“They seek not the Lord to establish his righteousness, but every man walketh in his own way, and after the image of his own God, whose image is in the likeness of the world, and whose substance is that of an idol, which waxeth old and shall perish in Babylon, even Babylon the great, which shall fall. …

“The weak things of the world shall come forth and break down the mighty and strong ones, that man should not counsel his fellow man, neither trust in the arm of flesh—

“But every man might speak in the name of God the Lord.” (D&C 1:1–4, 12–14, 16, 19–20.)

I would like to conclude with the thought about Job, whose wife came to him with a tempting suggestion:

“Then said his wife unto him, Dost thou still retain thine integrity? curse God, and die.

“But he said unto her, Thou speakest as one of the foolish women speaketh. What? shall we receive good at the hand of God, and shall we not receive evil? …

“All the while my breath is in me, and the spirit of God is in my nostrils,

“My lips shall not speak wickedness, nor my tongue utter deceit.

“God forbid that I should justify you: till I die I will not remove mine integrity from me.

“My righteousness I hold fast, and will not let it go: my heart shall not reproach me so long as I live. …

“For what is the hope of the hypocrite, though he hath gained, when God taketh away his soul?” (Job 2:9–10; Job 27:3–6, 8.)

And then as I have heard the many sermons throughout this conference, a number of times Matthew 16 has been quoted. I would like to quote it once more, for the repetition will strengthen us.
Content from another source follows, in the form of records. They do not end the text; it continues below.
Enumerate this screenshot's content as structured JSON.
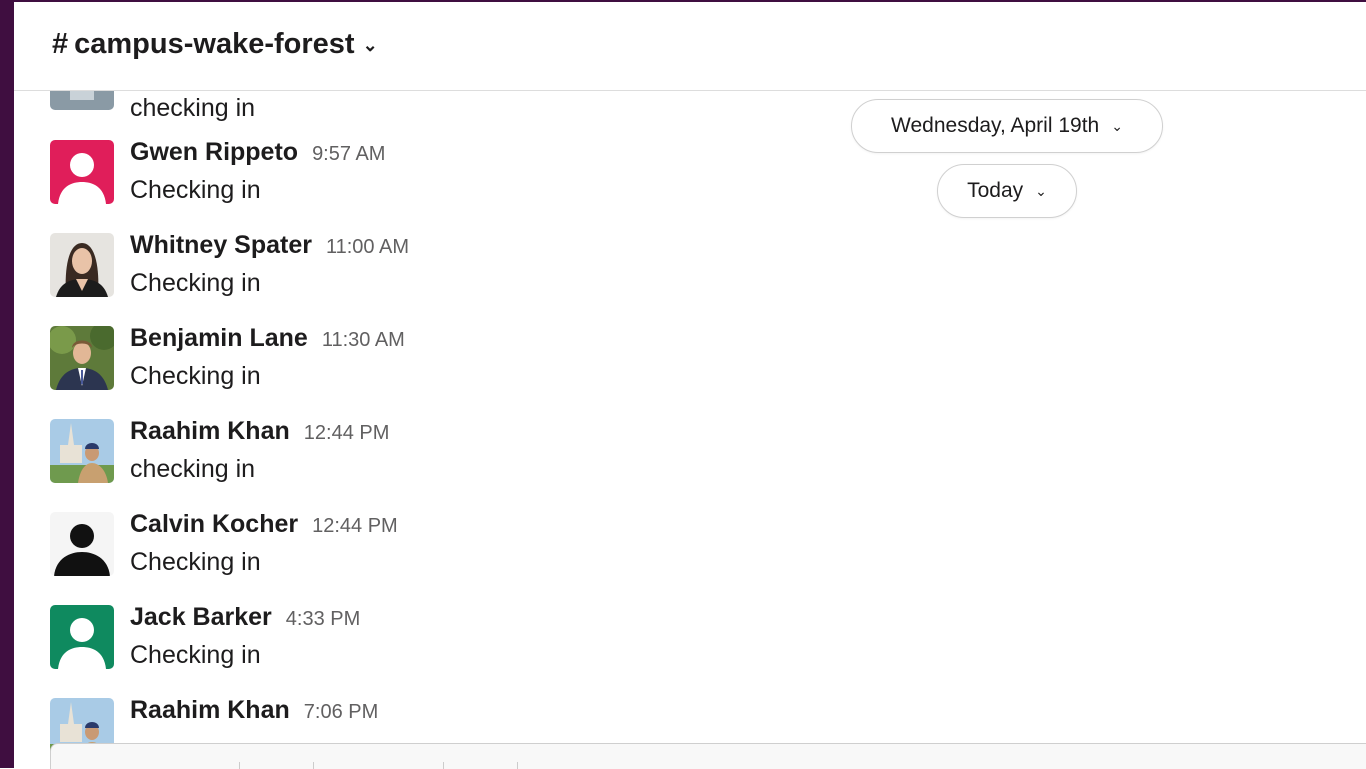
{
  "channel": {
    "hash": "#",
    "name": "campus-wake-forest"
  },
  "partial_top_message": {
    "text": "checking in"
  },
  "messages": [
    {
      "author": "Gwen Rippeto",
      "time": "9:57 AM",
      "text": "Checking in",
      "avatar": "default-avatar-pink"
    },
    {
      "author": "Whitney Spater",
      "time": "11:00 AM",
      "text": "Checking in",
      "avatar": "photo-avatar"
    },
    {
      "author": "Benjamin Lane",
      "time": "11:30 AM",
      "text": "Checking in",
      "avatar": "photo-avatar"
    },
    {
      "author": "Raahim Khan",
      "time": "12:44 PM",
      "text": "checking in",
      "avatar": "photo-avatar"
    },
    {
      "author": "Calvin Kocher",
      "time": "12:44 PM",
      "text": "Checking in",
      "avatar": "default-avatar-black"
    },
    {
      "author": "Jack Barker",
      "time": "4:33 PM",
      "text": "Checking in",
      "avatar": "default-avatar-green"
    },
    {
      "author": "Raahim Khan",
      "time": "7:06 PM",
      "text": "",
      "avatar": "photo-avatar"
    }
  ],
  "date_dividers": {
    "first": "Wednesday, April 19th",
    "second": "Today"
  },
  "colors": {
    "sidebar": "#3f0e40",
    "avatar_pink": "#e01e5a",
    "avatar_green": "#0f8a5f"
  }
}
“When Jesus came into the coasts of Caesarea Philippi, he asked his disciples, saying, Whom do men say that I the Son of man am?

“And they said, Some say that thou art John the Baptist: some, Elias; and others, Jeremias, or one of the prophets.

“He saith unto them, But whom say ye that I am?”

And Simon Peter was the spokesman. He answered and said, “Thou art the Christ, the Son of the living God.” (Matt. 16:13–16.)

There are a half a hundred special witnesses in this room this day. There are tens of thousands of men under the sound of my voice, all of whom would, in one great chorus, answer that question—“Thou art the Christ, the Son of the living God.”

And then the Lord could say to every one of the thousands of us, “Blessed art thou, my son. For flesh and blood hath not revealed it unto thee, but my Father which is in heaven hath revealed it unto thee.

And I say unto thee, That thou art Peter, James, or John, or Bill, or Sam, and upon this rock of revelation—not the rock of Peter, because the Church could not be established on the life of any man, but on the rock of revelation—have I revealed this unto thee that Jesus is the Christ.

“And I will give unto thee the keys of the kingdom of heaven: and whatsoever thou shalt bind on earth shall be bound in heaven: and whatsoever thou shalt loose on earth shall be loosed in heaven.” (See Matt. 16:17–19.)

And that is my testimony to you, my brothers and sisters, as we conclude this marvelous conference when we have all rejoiced so much together. My testimony is that whatsoever can be bound on earth can be bound in heaven by the authority and the power that has been given to the servants of the Lord. The Twelve Apostles were given it in those early days. It is given to them again today. Whatsoever ye shall bind on earth shall be bound in heaven. The keys of the kingdom are upon the earth. We know that the Lord wishes us to use them to open the doors to move forward and to carry forward the work of our Savior as we make our special efforts. And I bear this testimony to you and ask the blessings of the Lord to be upon you in your home going, that you may be protected and safe, and that the message of this conference may sink deep into your hearts and last forever, in the name of Jesus Christ. Amen.